A lot of recipes will call for lemons or butter. We’re going to avoid those so the chicken can get nice and crispy! And who doesn’t love a recipe that calls for just three ingredients?
I like to let the chicken come to temperature and dry one more time. Add salt and dried thyme into the cavity and place the chicken in a pan. You don’t want the pan to be so large that your chicken is floating out in space. I like to use our trusty Dutch oven. Then truss the chicken. This just means you’re going to use a bit of baker’s or butcher’s twine to tie the chicken legs together to cover a portion of the breast, and it helps the chicken stay juicy.
After trussing the chicken, tuck the wings as close to the body as you can manage. You don’t want them to get too dry, either. Lightly sprinkle dried thyme over the chicken. Now, for the magic. With a heavy hand, salt the chicken with kosher salt. Add a second pass. That salt is going to be where your flavor comes in.
Bake at 450 for an hour. Double check the internal temperature of the breast meat- it needs to be at least 165. Let cool for ten minutes, carve, and serve. Tastes great with a whole grain mustard or Dijon for dipping. Pairs really well with blistered carrots with labneh.
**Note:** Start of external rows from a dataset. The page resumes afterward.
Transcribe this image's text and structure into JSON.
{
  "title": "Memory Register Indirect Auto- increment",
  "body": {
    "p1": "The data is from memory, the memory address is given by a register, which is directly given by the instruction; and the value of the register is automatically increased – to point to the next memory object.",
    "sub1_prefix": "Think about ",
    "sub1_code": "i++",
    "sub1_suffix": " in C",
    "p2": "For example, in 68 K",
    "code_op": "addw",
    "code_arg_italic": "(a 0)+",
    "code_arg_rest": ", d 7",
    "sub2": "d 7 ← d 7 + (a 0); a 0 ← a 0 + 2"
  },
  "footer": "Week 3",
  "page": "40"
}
We were fortunate enough to catch Sprouts in an amazing sale where the wild caught salmon was a dollar per pound less than the farm raised and I snapped up two pounds because you can always make something delicious with salmon. I like this chimichurri with it because the lime juice brings the flavors to life and the jalapeno keeps things interesting. If you’re averse to spicy food, it’s worth noting that once you’ve removed those seeds most of the bite is taken out of the jalapeno. If you’re really averse to spicy food, I’d suggest starting with just one jalapeno with seeds and stem removed and give it a taste test to see if you can handle more. You can always blend the second jalapeno in piece by piece. I also like this sauce because, on days when Graham and I can’t agree on a protein, it tastes just as delicious on his steak as it does on my salmon.
In a blender or food processor, combine 1 bunch of parsley leaves, large stems removed, 2 jalapenos with stem and seeds removed, 1 teaspoon dried oregano, 4 cloves garlic, 1-2 pinches crushed red pepper flakes, 2 teaspoons salt, 3 green onions, the juice of two limes and 3 tablespoons olive oil. Blend until a nice sauce forms. Give it a taste before you remove it to a serving container. Sometimes it needs a bit more salt, though it does depend on how heavily you salt your fish or other protein. It tastes good on a lot of things.
In a cast iron skillet, heat a tablespoon of olive oil over medium heat. Place two fillets of salted and peppered salmon skin side down into the hot oil and cook approximately 5 minutes. Avoid the temptation to fiddle with the fish as it cooks. Flip and cook approximately 5 minutes more. Remove to plates and top with chimichurri sauce.